(Dataset rows describing interfaces)

---

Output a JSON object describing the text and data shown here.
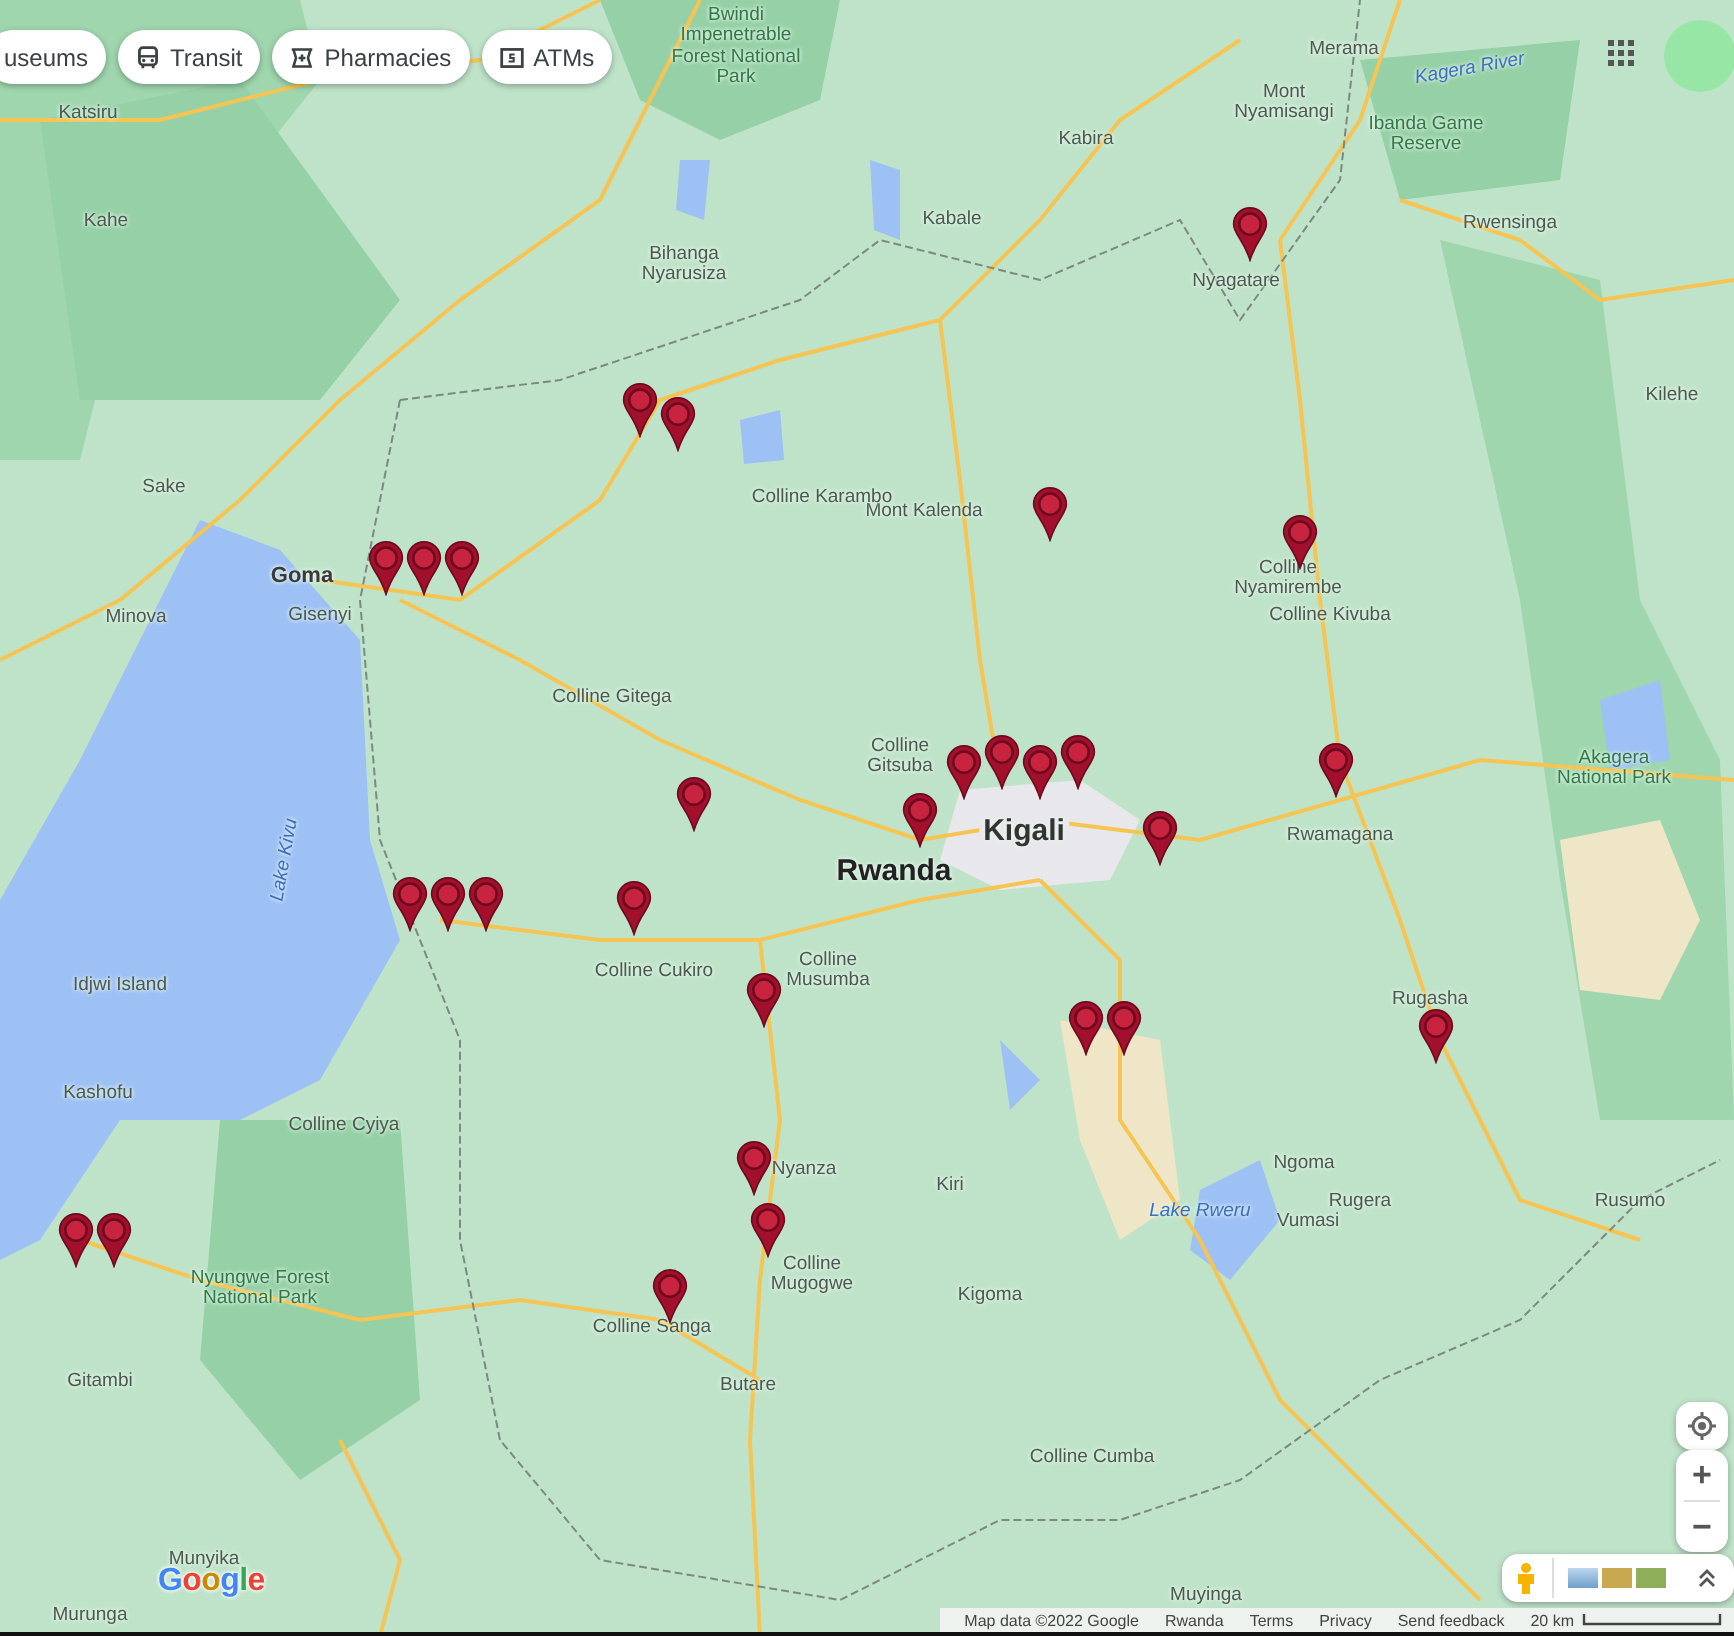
{
  "chips": [
    {
      "label": "useums"
    },
    {
      "label": "Transit"
    },
    {
      "label": "Pharmacies"
    },
    {
      "label": "ATMs"
    }
  ],
  "places": [
    {
      "name": "Katsiru",
      "kind": "town"
    },
    {
      "name": "Kahe",
      "kind": "town"
    },
    {
      "name": "Bwindi Impenetrable Forest National Park",
      "kind": "park"
    },
    {
      "name": "Kabira",
      "kind": "town"
    },
    {
      "name": "Merama",
      "kind": "town"
    },
    {
      "name": "Kagera River",
      "kind": "water"
    },
    {
      "name": "Mont Nyamisangi",
      "kind": "town"
    },
    {
      "name": "Ibanda Game Reserve",
      "kind": "park"
    },
    {
      "name": "Bihanga Nyarusiza",
      "kind": "town"
    },
    {
      "name": "Kabale",
      "kind": "town"
    },
    {
      "name": "Nyagatare",
      "kind": "town"
    },
    {
      "name": "Rwensinga",
      "kind": "town"
    },
    {
      "name": "Kilehe",
      "kind": "town"
    },
    {
      "name": "Sake",
      "kind": "town"
    },
    {
      "name": "Mont Kalenda",
      "kind": "town"
    },
    {
      "name": "Colline Karambo",
      "kind": "town"
    },
    {
      "name": "Colline Nyamirembe",
      "kind": "town"
    },
    {
      "name": "Colline Kivuba",
      "kind": "town"
    },
    {
      "name": "Goma",
      "kind": "city"
    },
    {
      "name": "Minova",
      "kind": "town"
    },
    {
      "name": "Gisenyi",
      "kind": "town"
    },
    {
      "name": "Colline Gitega",
      "kind": "town"
    },
    {
      "name": "Colline Gitsuba",
      "kind": "town"
    },
    {
      "name": "Kigali",
      "kind": "capital"
    },
    {
      "name": "Rwanda",
      "kind": "country"
    },
    {
      "name": "Rwamagana",
      "kind": "town"
    },
    {
      "name": "Akagera National Park",
      "kind": "park"
    },
    {
      "name": "Lake Kivu",
      "kind": "water"
    },
    {
      "name": "Colline Cukiro",
      "kind": "town"
    },
    {
      "name": "Colline Musumba",
      "kind": "town"
    },
    {
      "name": "Idjwi Island",
      "kind": "town"
    },
    {
      "name": "Rugasha",
      "kind": "town"
    },
    {
      "name": "Kashofu",
      "kind": "town"
    },
    {
      "name": "Colline Cyiya",
      "kind": "town"
    },
    {
      "name": "Ngoma",
      "kind": "town"
    },
    {
      "name": "Kiri",
      "kind": "town"
    },
    {
      "name": "Rugera",
      "kind": "town"
    },
    {
      "name": "Vumasi",
      "kind": "town"
    },
    {
      "name": "Rusumo",
      "kind": "town"
    },
    {
      "name": "Nyanza",
      "kind": "town"
    },
    {
      "name": "Colline Mugogwe",
      "kind": "town"
    },
    {
      "name": "Kigoma",
      "kind": "town"
    },
    {
      "name": "Nyungwe Forest National Park",
      "kind": "park"
    },
    {
      "name": "Colline Sanga",
      "kind": "town"
    },
    {
      "name": "Gitambi",
      "kind": "town"
    },
    {
      "name": "Butare",
      "kind": "town"
    },
    {
      "name": "Colline Cumba",
      "kind": "town"
    },
    {
      "name": "Muyinga",
      "kind": "town"
    },
    {
      "name": "Munyika",
      "kind": "town"
    },
    {
      "name": "Murunga",
      "kind": "town"
    },
    {
      "name": "Lake Rweru",
      "kind": "water"
    }
  ],
  "markers": [
    {
      "kind": "pin"
    },
    {
      "kind": "pin"
    },
    {
      "kind": "pin"
    },
    {
      "kind": "pin"
    },
    {
      "kind": "pin"
    },
    {
      "kind": "pin"
    },
    {
      "kind": "pin"
    },
    {
      "kind": "pin"
    },
    {
      "kind": "pin"
    },
    {
      "kind": "pin"
    },
    {
      "kind": "pin"
    },
    {
      "kind": "pin"
    },
    {
      "kind": "pin"
    },
    {
      "kind": "pin"
    },
    {
      "kind": "pin"
    },
    {
      "kind": "pin"
    },
    {
      "kind": "pin"
    },
    {
      "kind": "pin"
    },
    {
      "kind": "pin"
    },
    {
      "kind": "pin"
    },
    {
      "kind": "pin"
    },
    {
      "kind": "pin"
    },
    {
      "kind": "pin"
    },
    {
      "kind": "pin"
    },
    {
      "kind": "pin"
    },
    {
      "kind": "pin"
    },
    {
      "kind": "pin"
    },
    {
      "kind": "pin"
    },
    {
      "kind": "pin"
    }
  ],
  "zoom": {
    "zoom_in": "+",
    "zoom_out": "−"
  },
  "logo": "Google",
  "attribution": [
    "Map data ©2022 Google",
    "Rwanda",
    "Terms",
    "Privacy",
    "Send feedback"
  ],
  "scale": "20 km"
}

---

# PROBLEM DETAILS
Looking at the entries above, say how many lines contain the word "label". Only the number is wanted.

# PROBLEM SOLUTION
4